Report, word for word, every line of the material that contains "съедено".

::::

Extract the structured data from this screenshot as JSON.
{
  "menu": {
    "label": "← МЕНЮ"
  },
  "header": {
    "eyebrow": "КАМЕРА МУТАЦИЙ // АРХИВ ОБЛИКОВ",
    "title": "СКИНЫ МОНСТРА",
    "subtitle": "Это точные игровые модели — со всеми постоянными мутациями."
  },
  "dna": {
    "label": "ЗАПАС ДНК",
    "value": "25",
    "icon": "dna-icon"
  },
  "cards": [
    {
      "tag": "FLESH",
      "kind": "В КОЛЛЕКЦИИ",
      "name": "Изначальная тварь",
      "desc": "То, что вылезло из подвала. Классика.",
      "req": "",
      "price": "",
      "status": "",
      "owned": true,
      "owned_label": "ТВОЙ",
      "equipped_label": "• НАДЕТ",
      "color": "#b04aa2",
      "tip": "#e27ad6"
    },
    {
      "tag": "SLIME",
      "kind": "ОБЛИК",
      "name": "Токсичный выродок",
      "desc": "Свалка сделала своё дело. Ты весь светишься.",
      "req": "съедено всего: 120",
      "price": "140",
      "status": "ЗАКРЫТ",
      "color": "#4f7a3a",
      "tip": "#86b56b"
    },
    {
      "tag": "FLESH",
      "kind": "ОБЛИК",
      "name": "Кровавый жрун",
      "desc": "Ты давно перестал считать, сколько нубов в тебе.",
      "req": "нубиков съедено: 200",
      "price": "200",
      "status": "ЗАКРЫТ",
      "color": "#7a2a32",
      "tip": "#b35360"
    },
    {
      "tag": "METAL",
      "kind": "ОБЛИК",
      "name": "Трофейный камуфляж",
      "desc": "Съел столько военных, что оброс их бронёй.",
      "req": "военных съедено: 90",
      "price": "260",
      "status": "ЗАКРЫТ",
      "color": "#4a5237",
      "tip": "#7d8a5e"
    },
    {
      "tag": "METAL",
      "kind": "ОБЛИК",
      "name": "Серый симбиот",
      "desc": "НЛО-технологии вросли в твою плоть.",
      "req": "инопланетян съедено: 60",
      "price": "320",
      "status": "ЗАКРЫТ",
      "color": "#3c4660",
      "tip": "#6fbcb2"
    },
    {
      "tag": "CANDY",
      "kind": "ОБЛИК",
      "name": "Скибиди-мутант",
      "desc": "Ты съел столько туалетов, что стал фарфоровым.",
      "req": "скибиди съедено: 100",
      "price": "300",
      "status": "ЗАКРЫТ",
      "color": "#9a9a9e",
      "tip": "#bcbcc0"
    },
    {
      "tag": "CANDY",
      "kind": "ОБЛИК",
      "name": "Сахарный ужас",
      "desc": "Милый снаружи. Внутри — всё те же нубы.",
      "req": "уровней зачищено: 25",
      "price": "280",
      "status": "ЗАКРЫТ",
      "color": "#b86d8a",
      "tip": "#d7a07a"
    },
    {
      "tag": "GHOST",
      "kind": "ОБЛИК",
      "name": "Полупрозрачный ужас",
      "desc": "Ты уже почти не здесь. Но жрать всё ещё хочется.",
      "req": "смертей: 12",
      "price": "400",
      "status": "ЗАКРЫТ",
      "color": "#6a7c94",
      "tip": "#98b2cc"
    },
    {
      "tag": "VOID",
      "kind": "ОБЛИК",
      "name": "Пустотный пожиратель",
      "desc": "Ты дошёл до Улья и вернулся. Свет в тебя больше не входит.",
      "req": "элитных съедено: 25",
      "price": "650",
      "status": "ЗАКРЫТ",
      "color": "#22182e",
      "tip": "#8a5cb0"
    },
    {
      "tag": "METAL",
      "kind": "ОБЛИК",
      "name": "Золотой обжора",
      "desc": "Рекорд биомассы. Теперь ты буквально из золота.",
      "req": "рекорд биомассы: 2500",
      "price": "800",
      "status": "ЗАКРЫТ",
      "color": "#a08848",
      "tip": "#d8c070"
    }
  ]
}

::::

Output for this exercise:
      "req": "съедено всего: 120",
      "req": "нубиков съедено: 200",
      "req": "военных съедено: 90",
      "req": "инопланетян съедено: 60",
      "req": "скибиди съедено: 100",
      "req": "элитных съедено: 25",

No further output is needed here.